(Data records for software interfaces)
:::::
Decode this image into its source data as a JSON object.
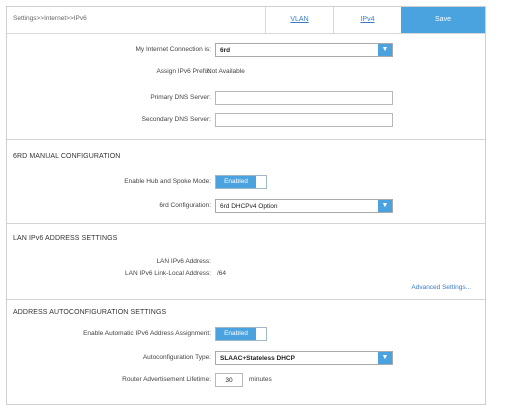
{
  "breadcrumb": "Settings>>Internet>>IPv6",
  "tabs": [
    {
      "label": "VLAN"
    },
    {
      "label": "IPv4"
    }
  ],
  "save_label": "Save",
  "connection": {
    "label": "My Internet Connection is:",
    "value": "6rd",
    "assign_label": "Assign IPv6 Prefix:",
    "assign_value": "Not Available",
    "primary_dns_label": "Primary DNS Server:",
    "primary_dns_value": "",
    "secondary_dns_label": "Secondary DNS Server:",
    "secondary_dns_value": ""
  },
  "sixrd": {
    "title": "6RD MANUAL CONFIGURATION",
    "hub_label": "Enable Hub and Spoke Mode:",
    "hub_state": "Enabled",
    "config_label": "6rd Configuration:",
    "config_value": "6rd DHCPv4 Option"
  },
  "lan": {
    "title": "LAN IPv6 ADDRESS SETTINGS",
    "address_label": "LAN IPv6 Address:",
    "address_value": "",
    "link_local_label": "LAN IPv6 Link-Local Address:",
    "link_local_value": "/64",
    "advanced_link": "Advanced Settings..."
  },
  "autoconf": {
    "title": "ADDRESS AUTOCONFIGURATION SETTINGS",
    "enable_label": "Enable Automatic IPv6 Address Assignment:",
    "enable_state": "Enabled",
    "type_label": "Autoconfiguration Type:",
    "type_value": "SLAAC+Stateless DHCP",
    "lifetime_label": "Router Advertisement Lifetime:",
    "lifetime_value": "30",
    "lifetime_unit": "minutes"
  },
  "colors": {
    "accent": "#4aa3df",
    "link": "#3a7bc8"
  }
}
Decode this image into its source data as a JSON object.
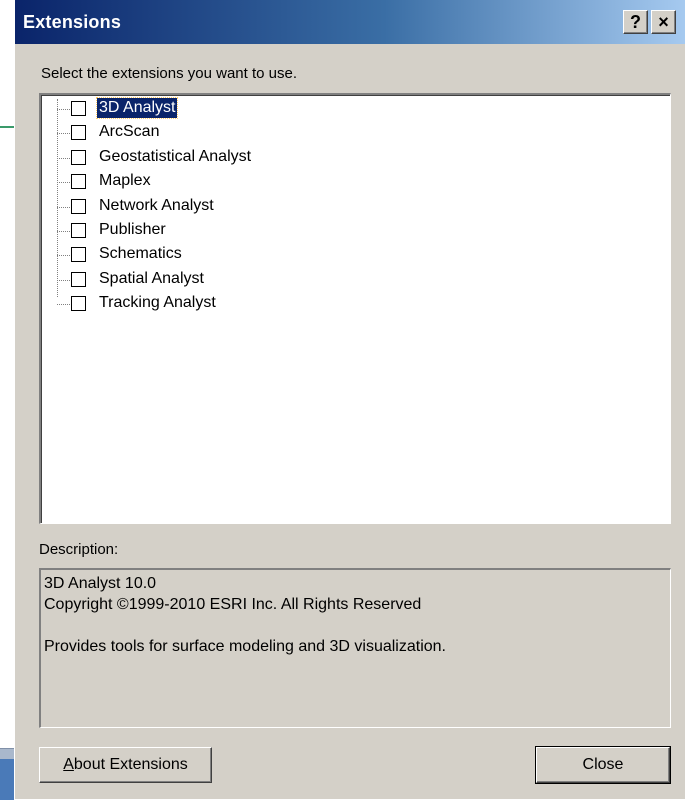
{
  "dialog": {
    "title": "Extensions",
    "help_glyph": "?",
    "close_glyph": "×",
    "prompt": "Select the extensions you want to use.",
    "extensions": [
      {
        "label": "3D Analyst",
        "checked": false,
        "selected": true
      },
      {
        "label": "ArcScan",
        "checked": false,
        "selected": false
      },
      {
        "label": "Geostatistical Analyst",
        "checked": false,
        "selected": false
      },
      {
        "label": "Maplex",
        "checked": false,
        "selected": false
      },
      {
        "label": "Network Analyst",
        "checked": false,
        "selected": false
      },
      {
        "label": "Publisher",
        "checked": false,
        "selected": false
      },
      {
        "label": "Schematics",
        "checked": false,
        "selected": false
      },
      {
        "label": "Spatial Analyst",
        "checked": false,
        "selected": false
      },
      {
        "label": "Tracking Analyst",
        "checked": false,
        "selected": false
      }
    ],
    "description_label": "Description:",
    "description": {
      "line1": "3D Analyst 10.0",
      "line2": "Copyright ©1999-2010 ESRI Inc. All Rights Reserved",
      "line3": "Provides tools for surface modeling and 3D visualization."
    },
    "about_button": {
      "accel": "A",
      "rest": "bout Extensions"
    },
    "close_button": "Close"
  },
  "colors": {
    "title_gradient_start": "#0a246a",
    "title_gradient_end": "#a6caf0",
    "face": "#d4d0c8",
    "selection": "#0a246a"
  }
}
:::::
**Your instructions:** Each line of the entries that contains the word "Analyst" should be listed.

**Written solution:**
        "label": "3D Analyst",
        "label": "Geostatistical Analyst",
        "label": "Network Analyst",
        "label": "Spatial Analyst",
        "label": "Tracking Analyst",
      "line1": "3D Analyst 10.0",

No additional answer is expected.